• **The problem**: Scan the entries below for the string "initialValue" and copy every line where it turns up.

• **The data**:
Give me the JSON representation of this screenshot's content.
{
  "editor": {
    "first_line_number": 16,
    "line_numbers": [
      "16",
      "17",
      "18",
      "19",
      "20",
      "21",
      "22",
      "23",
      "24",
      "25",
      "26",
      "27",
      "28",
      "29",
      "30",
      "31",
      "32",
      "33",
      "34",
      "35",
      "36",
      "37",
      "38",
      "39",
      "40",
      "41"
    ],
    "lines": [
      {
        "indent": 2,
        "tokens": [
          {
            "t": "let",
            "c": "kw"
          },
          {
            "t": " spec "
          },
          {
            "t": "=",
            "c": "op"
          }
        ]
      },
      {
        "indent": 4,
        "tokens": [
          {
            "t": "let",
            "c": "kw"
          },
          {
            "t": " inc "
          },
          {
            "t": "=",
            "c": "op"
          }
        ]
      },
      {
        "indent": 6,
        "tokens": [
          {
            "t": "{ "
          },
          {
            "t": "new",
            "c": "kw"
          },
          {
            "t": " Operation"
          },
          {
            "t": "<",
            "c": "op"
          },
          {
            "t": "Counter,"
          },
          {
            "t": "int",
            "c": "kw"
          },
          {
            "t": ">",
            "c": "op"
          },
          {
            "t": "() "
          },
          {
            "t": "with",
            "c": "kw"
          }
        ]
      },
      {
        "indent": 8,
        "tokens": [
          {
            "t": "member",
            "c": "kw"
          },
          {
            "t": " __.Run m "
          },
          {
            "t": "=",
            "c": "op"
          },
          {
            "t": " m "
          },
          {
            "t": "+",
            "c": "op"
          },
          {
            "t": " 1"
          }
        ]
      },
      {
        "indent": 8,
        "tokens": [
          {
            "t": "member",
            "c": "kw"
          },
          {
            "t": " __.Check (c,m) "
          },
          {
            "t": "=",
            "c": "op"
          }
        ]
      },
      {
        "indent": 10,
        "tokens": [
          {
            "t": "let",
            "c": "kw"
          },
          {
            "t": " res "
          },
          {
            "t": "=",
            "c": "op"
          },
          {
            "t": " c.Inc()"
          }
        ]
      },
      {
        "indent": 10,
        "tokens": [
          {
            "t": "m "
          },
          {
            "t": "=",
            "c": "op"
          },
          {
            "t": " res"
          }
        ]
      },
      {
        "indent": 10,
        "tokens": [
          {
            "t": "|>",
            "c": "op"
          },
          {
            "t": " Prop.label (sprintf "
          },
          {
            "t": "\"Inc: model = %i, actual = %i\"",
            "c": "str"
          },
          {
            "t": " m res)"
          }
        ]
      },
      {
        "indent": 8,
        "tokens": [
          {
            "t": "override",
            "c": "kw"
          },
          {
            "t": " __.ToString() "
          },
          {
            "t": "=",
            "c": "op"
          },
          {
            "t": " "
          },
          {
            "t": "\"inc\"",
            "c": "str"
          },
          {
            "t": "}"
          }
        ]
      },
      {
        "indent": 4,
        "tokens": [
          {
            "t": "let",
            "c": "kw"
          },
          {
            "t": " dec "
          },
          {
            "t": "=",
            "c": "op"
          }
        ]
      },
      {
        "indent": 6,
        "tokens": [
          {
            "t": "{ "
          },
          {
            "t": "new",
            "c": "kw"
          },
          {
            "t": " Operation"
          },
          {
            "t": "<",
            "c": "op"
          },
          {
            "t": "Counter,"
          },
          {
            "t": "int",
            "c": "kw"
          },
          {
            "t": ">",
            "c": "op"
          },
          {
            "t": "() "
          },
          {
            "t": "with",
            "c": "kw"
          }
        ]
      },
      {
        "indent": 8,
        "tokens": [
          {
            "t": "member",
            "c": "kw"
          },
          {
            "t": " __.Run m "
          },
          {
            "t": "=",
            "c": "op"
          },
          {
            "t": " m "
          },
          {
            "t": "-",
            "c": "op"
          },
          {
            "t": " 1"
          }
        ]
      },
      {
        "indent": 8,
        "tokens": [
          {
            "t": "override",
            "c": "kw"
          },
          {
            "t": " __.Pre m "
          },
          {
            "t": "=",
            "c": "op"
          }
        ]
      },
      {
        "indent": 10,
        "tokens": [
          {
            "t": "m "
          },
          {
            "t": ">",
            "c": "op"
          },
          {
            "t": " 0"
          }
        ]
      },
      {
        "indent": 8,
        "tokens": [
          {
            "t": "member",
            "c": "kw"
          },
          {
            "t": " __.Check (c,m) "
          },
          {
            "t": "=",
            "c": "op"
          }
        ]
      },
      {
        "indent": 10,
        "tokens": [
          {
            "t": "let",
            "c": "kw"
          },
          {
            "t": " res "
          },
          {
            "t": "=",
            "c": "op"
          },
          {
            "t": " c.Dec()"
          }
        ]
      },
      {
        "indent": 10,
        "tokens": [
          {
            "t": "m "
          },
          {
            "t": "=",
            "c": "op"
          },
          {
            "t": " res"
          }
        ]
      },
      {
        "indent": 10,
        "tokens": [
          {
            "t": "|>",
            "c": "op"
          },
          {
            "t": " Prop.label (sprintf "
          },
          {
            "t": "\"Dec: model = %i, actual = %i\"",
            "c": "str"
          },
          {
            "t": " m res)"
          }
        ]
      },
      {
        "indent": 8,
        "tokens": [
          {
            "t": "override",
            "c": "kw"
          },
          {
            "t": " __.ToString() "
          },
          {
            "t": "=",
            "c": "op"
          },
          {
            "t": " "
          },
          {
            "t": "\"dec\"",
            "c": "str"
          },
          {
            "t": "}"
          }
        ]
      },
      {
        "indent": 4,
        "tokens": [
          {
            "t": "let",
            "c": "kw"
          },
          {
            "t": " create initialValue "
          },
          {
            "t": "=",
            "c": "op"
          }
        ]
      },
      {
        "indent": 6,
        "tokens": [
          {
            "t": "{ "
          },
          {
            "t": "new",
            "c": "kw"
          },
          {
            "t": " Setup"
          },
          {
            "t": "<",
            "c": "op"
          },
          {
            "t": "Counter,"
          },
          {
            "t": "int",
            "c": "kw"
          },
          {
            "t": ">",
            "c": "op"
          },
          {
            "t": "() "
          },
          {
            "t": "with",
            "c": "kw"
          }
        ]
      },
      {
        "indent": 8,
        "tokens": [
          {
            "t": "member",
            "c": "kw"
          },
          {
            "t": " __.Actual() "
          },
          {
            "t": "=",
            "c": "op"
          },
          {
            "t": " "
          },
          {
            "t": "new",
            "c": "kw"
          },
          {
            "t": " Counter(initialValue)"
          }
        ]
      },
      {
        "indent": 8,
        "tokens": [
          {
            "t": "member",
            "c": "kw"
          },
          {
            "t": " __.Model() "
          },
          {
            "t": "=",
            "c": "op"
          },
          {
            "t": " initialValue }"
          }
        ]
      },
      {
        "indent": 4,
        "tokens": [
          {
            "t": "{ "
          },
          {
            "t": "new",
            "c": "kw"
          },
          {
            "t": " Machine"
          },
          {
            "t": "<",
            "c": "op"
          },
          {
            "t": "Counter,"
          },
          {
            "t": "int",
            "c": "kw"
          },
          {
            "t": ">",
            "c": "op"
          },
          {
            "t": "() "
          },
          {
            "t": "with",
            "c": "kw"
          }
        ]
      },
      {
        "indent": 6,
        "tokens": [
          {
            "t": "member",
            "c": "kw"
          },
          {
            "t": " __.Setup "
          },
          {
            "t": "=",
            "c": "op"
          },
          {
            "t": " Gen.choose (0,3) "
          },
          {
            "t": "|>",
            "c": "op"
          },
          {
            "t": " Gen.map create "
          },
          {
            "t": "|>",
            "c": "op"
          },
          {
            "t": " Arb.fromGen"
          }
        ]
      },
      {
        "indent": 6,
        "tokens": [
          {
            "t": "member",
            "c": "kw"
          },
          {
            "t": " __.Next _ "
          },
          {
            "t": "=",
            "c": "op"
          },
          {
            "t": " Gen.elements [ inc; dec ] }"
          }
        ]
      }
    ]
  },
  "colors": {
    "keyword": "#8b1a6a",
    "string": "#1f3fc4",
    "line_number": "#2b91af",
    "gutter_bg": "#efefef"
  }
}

• **Answer space**:
            "t": " create initialValue "
            "t": " Counter(initialValue)"
            "t": " initialValue }"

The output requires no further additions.